■ EXERCISE OBJECTIVE:
Pull every line with "icon" from the material.

--- EXERCISE INPUT Enclosed Below ---

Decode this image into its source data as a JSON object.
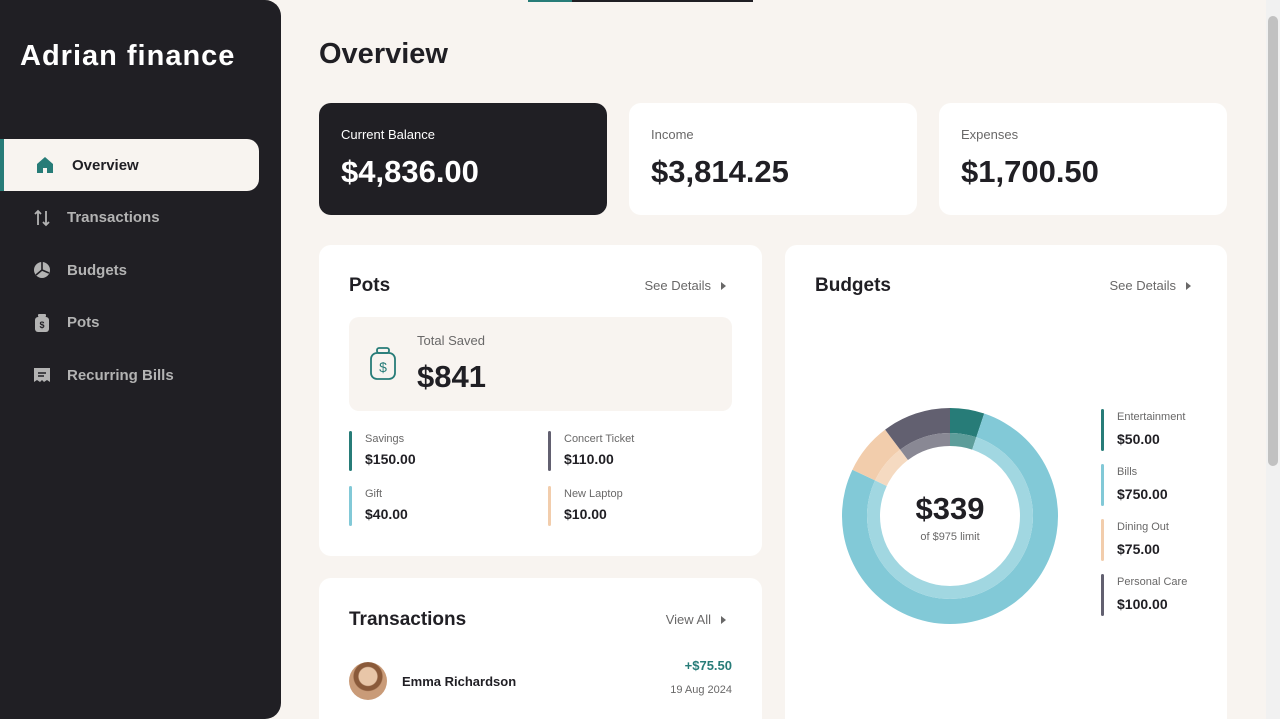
{
  "app": {
    "brand": "Adrian finance"
  },
  "sidebar": {
    "items": [
      {
        "label": "Overview",
        "icon": "home-icon",
        "active": true
      },
      {
        "label": "Transactions",
        "icon": "arrows-updown-icon",
        "active": false
      },
      {
        "label": "Budgets",
        "icon": "pie-chart-icon",
        "active": false
      },
      {
        "label": "Pots",
        "icon": "jar-icon",
        "active": false
      },
      {
        "label": "Recurring Bills",
        "icon": "receipt-icon",
        "active": false
      }
    ]
  },
  "main": {
    "title": "Overview",
    "summary": {
      "balance": {
        "label": "Current Balance",
        "value": "$4,836.00"
      },
      "income": {
        "label": "Income",
        "value": "$3,814.25"
      },
      "expenses": {
        "label": "Expenses",
        "value": "$1,700.50"
      }
    },
    "pots": {
      "title": "Pots",
      "link": "See Details",
      "total_label": "Total Saved",
      "total_value": "$841",
      "items": [
        {
          "name": "Savings",
          "value": "$150.00",
          "color": "#277C78"
        },
        {
          "name": "Concert Ticket",
          "value": "$110.00",
          "color": "#626070"
        },
        {
          "name": "Gift",
          "value": "$40.00",
          "color": "#82C9D7"
        },
        {
          "name": "New Laptop",
          "value": "$10.00",
          "color": "#F2CDAC"
        }
      ]
    },
    "transactions": {
      "title": "Transactions",
      "link": "View All",
      "rows": [
        {
          "name": "Emma Richardson",
          "amount": "+$75.50",
          "date": "19 Aug 2024"
        }
      ]
    },
    "budgets": {
      "title": "Budgets",
      "link": "See Details",
      "spent": "$339",
      "limit_text": "of $975 limit",
      "items": [
        {
          "name": "Entertainment",
          "value": "$50.00",
          "color": "#277C78"
        },
        {
          "name": "Bills",
          "value": "$750.00",
          "color": "#82C9D7"
        },
        {
          "name": "Dining Out",
          "value": "$75.00",
          "color": "#F2CDAC"
        },
        {
          "name": "Personal Care",
          "value": "$100.00",
          "color": "#626070"
        }
      ]
    }
  },
  "chart_data": {
    "type": "pie",
    "categories": [
      "Entertainment",
      "Bills",
      "Dining Out",
      "Personal Care"
    ],
    "values": [
      50,
      750,
      75,
      100
    ],
    "colors": [
      "#277C78",
      "#82C9D7",
      "#F2CDAC",
      "#626070"
    ]
  }
}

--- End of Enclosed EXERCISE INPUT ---

■ TASK ANSWER:
        "icon": "home-icon",
        "icon": "arrows-updown-icon",
        "icon": "pie-chart-icon",
        "icon": "jar-icon",
        "icon": "receipt-icon",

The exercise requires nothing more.